Democracy’s End … Or Beginning? The Constant Struggle Over Actually Existing Democracy - A talk by Dennis Pilon

When:
November 27, 2017 @ 2:30 pm – 4:30 pm America/Toronto Timezone
2017-11-27T14:30:00-05:00
2017-11-27T16:30:00-05:00
Where:
The Underground, Student Centre, York Lanes
4700 Keele St
Toronto, ON M3J 1P3
Canada
Cost:
Free
Contact:
Carolyn Cross
416 736 2100 ext 33197

Have we become a ‘post-democracy’? Has neoliberalism been successful in ‘undoing the demos’? Or is the electoral representative form of democracy common in contemporary capitalist societies ‘not what democracy looks like,’ as left critics complain?  One narrative suggests we are seeing the end of the democratic era. But the other argues that we never were democratic in the first place.  Neither is wholly satisfactory. Indeed, both over-focus on processes, institutions or scales in defining just what democracy is. By contrast, Dennis Pilon argues that democracy is best understood relationally, as a struggle to equalize power in any given society. Drawing insights from Marx, Bourdieu and Foucault, he shows how throughout history, democracy has been invoked in an attempt not merely to introduce processes or institutions but to alter social relations more generally. And for such reasons, it has always encountered powerful opposition from those who would prefer privilege or wealth define how we are governed.

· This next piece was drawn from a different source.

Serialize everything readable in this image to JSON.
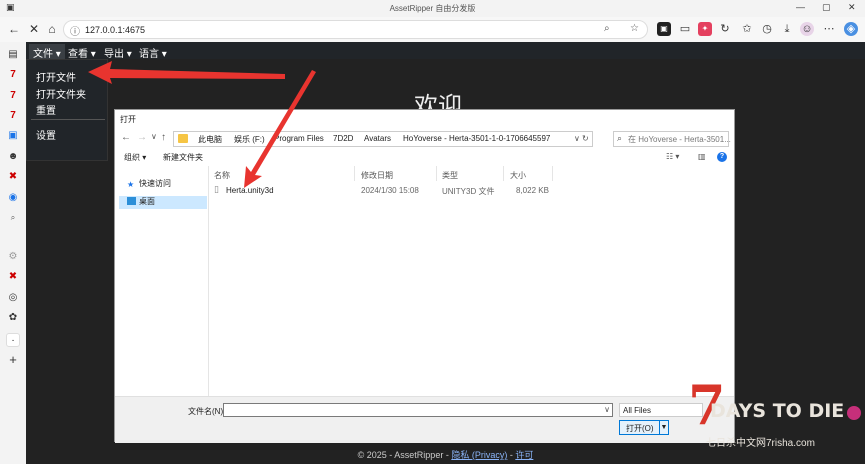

Dennis Pilon is an Associate Professor in the Department of Politics at York University. His research focuses on democracy, processes of democratization, and democratic reform, particularly the key role of class. He is author of Wrestling with Democracy, The Politics of Voting, and the lead article in the latest Socialist Register entitled "The Struggle Over Actually Existing Democracy."

Click to see full-size poster:  Poster - Dennis Pilon talk 27 Nov 2017

This is the first talk in a series of three on "Engaging Democracy". Please also join us

January 8 - Nancy MacLean, William H. Chafe Professor of History and Public Policy, Duke University

February 27 - Mel Cappe, Professor, School of Public Policy and Governance, University of Toronto